It’s probably not news to most teachers that nearly six out of 10 children have experienced trauma, according to a foundational study from the Centers for Disease Control and Prevention and Kaiser. As educators on the frontlines, teachers regularly encounter students who have experienced significant hardships in their homes and communities. But psychologists and mental health practitioners say that the impact of trauma goes beyond the kids and reaches into the lives of educators who work closely with them day to day.
This secondary form of trauma, known as vicarious trauma, can develop from a single event or over a period of time. To protect yourself from vicarious trauma, it’s important to understand its impact, recognize its symptoms, and develop preventive strategies to take care of yourself. We recently spoke with Micere Keels, an associate professor at the University of Chicago and founder of the TREP Project, a trauma-informed curriculum for urban teachers, on how to identify and navigate vicarious trauma.

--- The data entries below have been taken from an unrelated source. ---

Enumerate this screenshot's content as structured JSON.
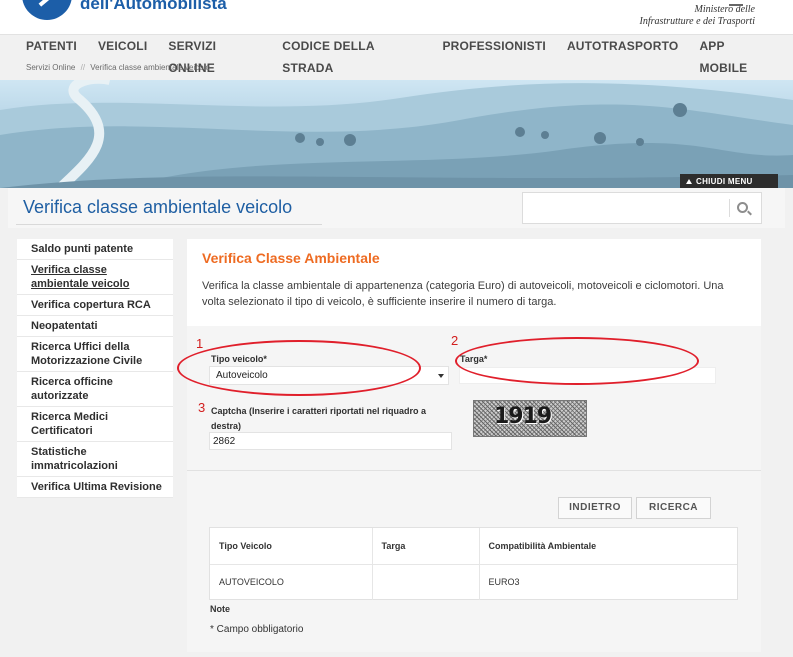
{
  "header": {
    "logo_text": "dell'Automobilista",
    "ministry_line1": "Ministero delle",
    "ministry_line2": "Infrastrutture e dei Trasporti"
  },
  "nav": {
    "items": [
      "PATENTI",
      "VEICOLI",
      "SERVIZI ONLINE",
      "CODICE DELLA STRADA",
      "PROFESSIONISTI",
      "AUTOTRASPORTO",
      "APP MOBILE"
    ]
  },
  "breadcrumb": {
    "root": "Servizi Online",
    "separator": "//",
    "current": "Verifica classe ambientale veicolo"
  },
  "hero": {
    "close_menu_label": "CHIUDI MENU"
  },
  "page": {
    "title": "Verifica classe ambientale veicolo",
    "search_placeholder": ""
  },
  "sidebar": {
    "items": [
      "Saldo punti patente",
      "Verifica classe ambientale veicolo",
      "Verifica copertura RCA",
      "Neopatentati",
      "Ricerca Uffici della Motorizzazione Civile",
      "Ricerca officine autorizzate",
      "Ricerca Medici Certificatori",
      "Statistiche immatricolazioni",
      "Verifica Ultima Revisione"
    ]
  },
  "panel": {
    "heading": "Verifica Classe Ambientale",
    "description": "Verifica la classe ambientale di appartenenza (categoria Euro) di autoveicoli, motoveicoli e ciclomotori. Una volta selezionato il tipo di veicolo, è sufficiente inserire il numero di targa."
  },
  "form": {
    "tipo_label": "Tipo veicolo*",
    "tipo_value": "Autoveicolo",
    "targa_label": "Targa*",
    "targa_value": "",
    "captcha_label": "Captcha (Inserire i caratteri riportati nel riquadro a destra)",
    "captcha_value": "2862",
    "captcha_image_text": "1919"
  },
  "annotations": {
    "n1": "1",
    "n2": "2",
    "n3": "3",
    "color": "#e01f2b"
  },
  "buttons": {
    "back": "INDIETRO",
    "search": "RICERCA"
  },
  "results": {
    "headers": [
      "Tipo Veicolo",
      "Targa",
      "Compatibilità Ambientale"
    ],
    "row": [
      "AUTOVEICOLO",
      "",
      "EURO3"
    ]
  },
  "notes": {
    "title": "Note",
    "required": "* Campo obbligatorio"
  },
  "colors": {
    "brand_blue": "#1f5fa3",
    "accent_orange": "#ee6b22"
  }
}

Recognizing the Symptoms of Vicarious Trauma
According to Keels, the signs and symptoms of regular exposure to the traumatic experiences of others can look and feel a lot like emotional exhaustion or burnout. In working with students who are in pain, educators may experience emotional, physical, and relational symptoms, with many affected teachers emphasizing a kind of depression rooted in a reduced sense of personal accomplishment.
If, despite relative happiness in your personal life, you notice yourself regularly feeling sad, angry, anxious, or depressed, those feelings might be symptoms of secondary trauma that can quickly manifest as physical symptoms like headaches, stomach aches, constipation, or general drops in energy.
When left unattended, emotional symptoms can also affect personal relationships, both at home and in the workplace. Are you becoming irritable with your family? Are you isolating yourself from friends? Pay attention to changes in your behavior at work, as well. You may notice yourself feeling more detached from your colleagues and students or reacting more negatively to them. If you lack motivation, avoid specific students, or are chronically late, these could all be the effects of vicarious trauma.
Understandably, many teachers experience debilitating feelings of hopelessness and a reduced sense of personal accomplishment because they’re often presented with problems beyond their capacity and control. When confronted with critical problems affecting your students’ lives, it’s easy to feel both obligated to take action and overwhelmed with the task in front of you. With limited resources at your disposal, you can’t always fix your students’ problems.
In other words, you may feel like no matter what you do, you’re not doing enough for your students—you’re failing them.
Ways to Treat Yourself
What can you do to help yourself in that situation? While it’s best to use self-care practices preventively before symptoms get out of hand, the strategies below can be implemented at any time to help you mitigate the impact of secondary trauma.
Reduce professional isolation. Find colleagues on staff you can trust to talk out your frustrations and emotions. This will help you realize that you’re not alone in your experiences and that your struggles are not due to ineptitude—you just have a difficult job. You can also gain tips from peers on how they’ve navigated challenging situations with students while maintaining health and well-being.
Pursue opportunities for professional development (PD). One of the most challenging aspects of working with students who have experienced trauma is learning how to navigate their emotional outbursts and challenging behaviors in class. Educators have reported to Keels that “there is nothing more frustrating and makes you want to leave the profession more than knowing that what you’re doing is not working, but not knowing what to do differently.” If your district or school isn’t offering PD on trauma, look for local workshops, find online resources, or contact other schools.
The trauma-informed school Fall-Hamilton Elementary in Nashville, for example, developed a practice that benefits teachers—called “tap-in/tap-out”—that lets teachers text a colleague to cover their class for a few minutes when they need a break from a tense situation. Edutopia has previously shared strategies on how to prevent students from acting out in class, as well as how to calm a student who’s in the midst of an emotional outburst. A quick mindfulness activity, for example, can help calm yourself and the class after a student acts out.
Develop realistic expectations and set boundaries. Some of your students may need significant supports—food, guardianship, housing—but these needs are far beyond what you can provide as their teacher. Give yourself kudos for doing the best you can with the resources you have, and acknowledge that there are limits to what you can do.
It’s important to not only acknowledge your limits but to own your successes. You know the stories of the students whose lives you have touched—the students who return years after they’ve graduated to tell you that it was because of you that they went to college or became a teacher, the thank-you letters in your drawer, and the hugs from former students on the street. Listening to a student one-on-one—even if that’s the only support you can give—is also a success. Know that you’re impacting your students’ lives to the best of your ability, and that your best is enough.